Yet again, Colorado Springs leaders have missed their self-imposed May 31 deadline to release new details on a proposed downtown sports and event center.
But Mayor John Suthers says he remains optimistic that the city can meet a December deadline to retain nearly $28 million in tax-increment financing promised by the Colorado Economic Development Commission.
Suthers previously said the city would have a proposal to give to the state commission by the end of May. Before that, city leaders said the site for the stadium would be identified by February.
The city has proposed an 8,000-seat stadium for the Colorado Springs Switchbacks minor league soccer team and a 2,000-seat indoor center for volleyball, basketball and other sports. Nick Ragain, president and co-owner of the Switchbacks, declined to comment on the project.
Such a project downtown is needed for Colorado Springs to continue its natural evolution, said Perry Sanders Jr., a local businessman, lawyer and former partner on the project.
"The city can't afford, if it's growing like it's growing, not to have a serious sports facility or two downtown," Sanders said. "It's a stepping stone to becoming a real city."
If the money is lost, Sanders said, he'll take steps to ensure similar missteps aren't taken in the future.
"If they do squander the money, I probably will try and help get involved in politics - not running for anything - to try and make sure we don't have anybody that would allow the money to be squandered in the future," he said.
The incentive is part of a $120.5 million package for City for Champions' four projects, which hinges on a five-year deadline for work to start.
"Substantial work" must begin on the stadium by Dec. 13 to retain the money.
Antlers Park initially was proposed as a site for the project, but that offer was withdrawn after many residents fiercely opposed the notion.
The bulk of Sanders' involvement withdrew with the Antlers Park proposal, he said. Building a stadium on that 3.3-acre park would have required millions of dollars of infrastructure from the adjacent Antlers hotel, which Sanders owns.
CityGate, a vacant block southwest of Cimarron and Sahwatch streets, since has been identified as a possible site for the stadium.
Because an investment from the Antlers is no longer needed, Sanders said his role now is pushing the conversation into the "political forefront."
The entire stadium project might cost $65 million, Suthers has said. And he reiterated his commitment not to rely on taxpayers for the work.
"Again, no general fund money will be used for this project, but we are enthusiastically pursuing private investment to accomplish this final component of City for Champions," Suthers said.
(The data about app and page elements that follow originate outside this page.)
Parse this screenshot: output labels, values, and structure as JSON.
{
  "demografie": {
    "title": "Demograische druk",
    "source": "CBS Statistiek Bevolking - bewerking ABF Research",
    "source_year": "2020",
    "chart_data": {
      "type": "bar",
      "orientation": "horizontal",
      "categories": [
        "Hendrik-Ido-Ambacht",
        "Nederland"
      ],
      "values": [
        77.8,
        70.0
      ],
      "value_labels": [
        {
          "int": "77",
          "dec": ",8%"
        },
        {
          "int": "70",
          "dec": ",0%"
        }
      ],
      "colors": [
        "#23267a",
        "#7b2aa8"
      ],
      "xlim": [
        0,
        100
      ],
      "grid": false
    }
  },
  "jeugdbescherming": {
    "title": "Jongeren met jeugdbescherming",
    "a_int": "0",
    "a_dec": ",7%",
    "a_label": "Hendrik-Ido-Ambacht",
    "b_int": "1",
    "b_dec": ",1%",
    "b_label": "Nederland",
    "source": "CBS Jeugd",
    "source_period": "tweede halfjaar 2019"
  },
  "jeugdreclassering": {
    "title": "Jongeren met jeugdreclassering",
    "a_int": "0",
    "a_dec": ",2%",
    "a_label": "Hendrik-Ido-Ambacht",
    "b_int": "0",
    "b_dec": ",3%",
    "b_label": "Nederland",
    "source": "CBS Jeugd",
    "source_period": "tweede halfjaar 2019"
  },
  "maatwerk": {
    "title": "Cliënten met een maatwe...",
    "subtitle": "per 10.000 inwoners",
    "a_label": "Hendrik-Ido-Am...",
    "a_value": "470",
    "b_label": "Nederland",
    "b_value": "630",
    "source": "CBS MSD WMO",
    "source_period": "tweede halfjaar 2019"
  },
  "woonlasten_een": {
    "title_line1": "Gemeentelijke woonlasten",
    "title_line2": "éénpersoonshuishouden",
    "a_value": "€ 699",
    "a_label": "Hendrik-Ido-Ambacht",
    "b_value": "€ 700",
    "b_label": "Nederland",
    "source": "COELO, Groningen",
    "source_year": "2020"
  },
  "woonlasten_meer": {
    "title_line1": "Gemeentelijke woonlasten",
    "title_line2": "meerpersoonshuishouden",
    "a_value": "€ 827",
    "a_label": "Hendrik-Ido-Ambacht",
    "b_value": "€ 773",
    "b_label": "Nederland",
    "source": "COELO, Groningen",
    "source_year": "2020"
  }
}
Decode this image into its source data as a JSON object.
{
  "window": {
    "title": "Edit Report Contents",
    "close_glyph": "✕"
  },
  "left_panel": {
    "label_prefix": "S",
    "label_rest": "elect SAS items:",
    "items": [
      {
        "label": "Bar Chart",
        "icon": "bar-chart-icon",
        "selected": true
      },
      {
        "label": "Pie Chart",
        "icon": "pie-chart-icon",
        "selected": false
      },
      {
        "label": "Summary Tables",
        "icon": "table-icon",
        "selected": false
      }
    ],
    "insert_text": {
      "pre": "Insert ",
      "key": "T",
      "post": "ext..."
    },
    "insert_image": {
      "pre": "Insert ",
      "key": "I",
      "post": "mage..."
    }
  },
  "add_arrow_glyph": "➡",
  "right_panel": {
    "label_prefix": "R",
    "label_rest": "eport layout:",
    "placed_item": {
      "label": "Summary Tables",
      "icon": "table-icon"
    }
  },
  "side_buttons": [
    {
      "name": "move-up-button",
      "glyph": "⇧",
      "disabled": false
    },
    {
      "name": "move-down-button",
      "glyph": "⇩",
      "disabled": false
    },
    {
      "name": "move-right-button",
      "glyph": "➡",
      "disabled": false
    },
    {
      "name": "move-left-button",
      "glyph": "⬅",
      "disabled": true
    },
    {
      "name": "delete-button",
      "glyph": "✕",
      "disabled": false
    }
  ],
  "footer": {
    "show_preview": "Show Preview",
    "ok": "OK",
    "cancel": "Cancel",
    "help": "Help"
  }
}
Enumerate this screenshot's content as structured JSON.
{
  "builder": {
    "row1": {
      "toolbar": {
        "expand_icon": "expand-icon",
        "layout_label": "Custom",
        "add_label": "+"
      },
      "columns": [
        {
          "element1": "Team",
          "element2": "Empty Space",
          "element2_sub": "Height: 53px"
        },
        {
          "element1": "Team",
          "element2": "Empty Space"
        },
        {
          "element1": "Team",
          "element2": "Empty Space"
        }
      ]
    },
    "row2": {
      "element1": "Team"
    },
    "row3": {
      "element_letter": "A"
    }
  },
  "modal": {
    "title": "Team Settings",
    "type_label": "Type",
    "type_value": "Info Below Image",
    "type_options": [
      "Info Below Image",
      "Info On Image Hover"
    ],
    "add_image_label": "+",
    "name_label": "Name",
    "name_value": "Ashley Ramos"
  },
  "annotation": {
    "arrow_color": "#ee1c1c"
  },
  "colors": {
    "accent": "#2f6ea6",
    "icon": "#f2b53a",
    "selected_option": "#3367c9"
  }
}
A state commission spokeswoman said the stadium must be built within city limits to qualify for the incentive but doesn't have to be downtown.